     Irish involvement in the Boer War in aid of the British was more pronounced for instance all five battalions of the Royal Dublin Fusiliers fought in South Africa[12]. Very often it was Irishmen fighting Irishmen for instance at Talana Hill where mounted infantry of the Dublin Fusiliers and the 18th Hussars, another Irish unit, were sent to turn the right flank of the Boers[13]. They no doubt were engaged by some of Blake’s men who were fighting here.

     The Dublin Fusiliers, the Connaught Rangers and the Inniskilling Fusiliers made up part of the British 5th Brigade under Hart which was sent to take Bridle’s drift near Colenso[14]. The Dublin’s and the Connaught’s in particular suffered heavily losing 219 men[15]. Famously only 5 officers of the Dublin’s and 40% of its men survived to relieve Ladysmith[16].

     Again the Boer War showed the fighting prowess of the Irish fighting both for and against the British. Of those that fought for the British 11 Irishmen were awarded the Victoria Cross[17] for bravery showing that regardless of who they were fighting for and/or against Irishmen asserted their claim to being amongst the bravest and toughest soldiers in the world.



McCraken, D. P., The Irish Pro-Boers 1877-1902. (Cape Town, 1989).

Newark, T. The Fighting Irish. (London, 2012).

The Military History Society of Ireland., Irishmen In War 1800-2000. Essays from The Irish Sword. Vol II. (Dublin, 2006).



[1] McCraken, D. P., The Irish Pro-Boers 1877-1902. p. 44.

[2] McCraken, D. P. pp. 158-166.

[3] McCraken, D. P. p. 141.

[4] McCraken, D. P. p. 142.

[5] McCraken, D. P. p. 145.

[6] McCraken, D. P. p. 146.

[7] McCraken, D. P. p. 143.

[8] McCraken, D. P. p. 149.

[9] McCraken, D. P. pp. 146-147.

[10] McCraken, D. P. p. 148.

[11] McCraken, D. P. p. 166.

[12] Maccauley, J. A. The Dublin Fusiliers. Part I. In The Military History Society of Ireland. Irishmen In War 1800-2000. Essays from The Irish Sword. Vol II. p. 78.

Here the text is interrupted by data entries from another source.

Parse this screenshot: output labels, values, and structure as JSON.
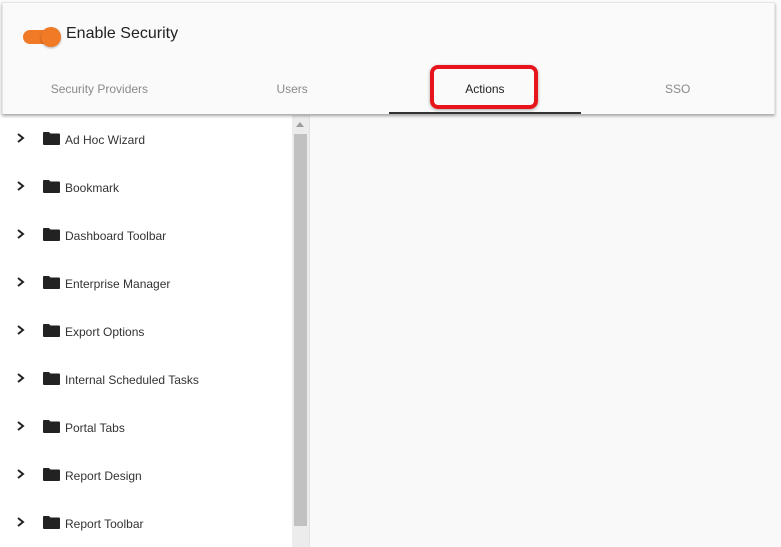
{
  "header": {
    "toggle": {
      "label": "Enable Security",
      "on": true,
      "color": "#f07a26"
    }
  },
  "tabs": [
    {
      "label": "Security Providers",
      "active": false
    },
    {
      "label": "Users",
      "active": false
    },
    {
      "label": "Actions",
      "active": true
    },
    {
      "label": "SSO",
      "active": false
    }
  ],
  "annotation": {
    "highlight_color": "#e8141b",
    "target": "Actions"
  },
  "tree": {
    "items": [
      {
        "label": "Ad Hoc Wizard",
        "icon": "folder-icon",
        "expander": "chevron-right-icon"
      },
      {
        "label": "Bookmark",
        "icon": "folder-icon",
        "expander": "chevron-right-icon"
      },
      {
        "label": "Dashboard Toolbar",
        "icon": "folder-icon",
        "expander": "chevron-right-icon"
      },
      {
        "label": "Enterprise Manager",
        "icon": "folder-icon",
        "expander": "chevron-right-icon"
      },
      {
        "label": "Export Options",
        "icon": "folder-icon",
        "expander": "chevron-right-icon"
      },
      {
        "label": "Internal Scheduled Tasks",
        "icon": "folder-icon",
        "expander": "chevron-right-icon"
      },
      {
        "label": "Portal Tabs",
        "icon": "folder-icon",
        "expander": "chevron-right-icon"
      },
      {
        "label": "Report Design",
        "icon": "folder-icon",
        "expander": "chevron-right-icon"
      },
      {
        "label": "Report Toolbar",
        "icon": "folder-icon",
        "expander": "chevron-right-icon"
      }
    ]
  }
}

[13] Maccauley, J. A. p. 79.

[14] Maccauley, J. A. pp. 80-81.

[15] Maccauley, J. A. p. 81.

[16] Maccauley, J. A. p. 81.

[17] Newark, T. The Fighting Irish. p. 243.

Guest Writer :

Paul Heffernan

I studied English and History in the National University of Ireland, Galway and got my M.A. in Military History and Strategic Studies in N.U.I. Maynooth. I also gained an M.A. in archival studies from U.C.D. and currently work as an archivist.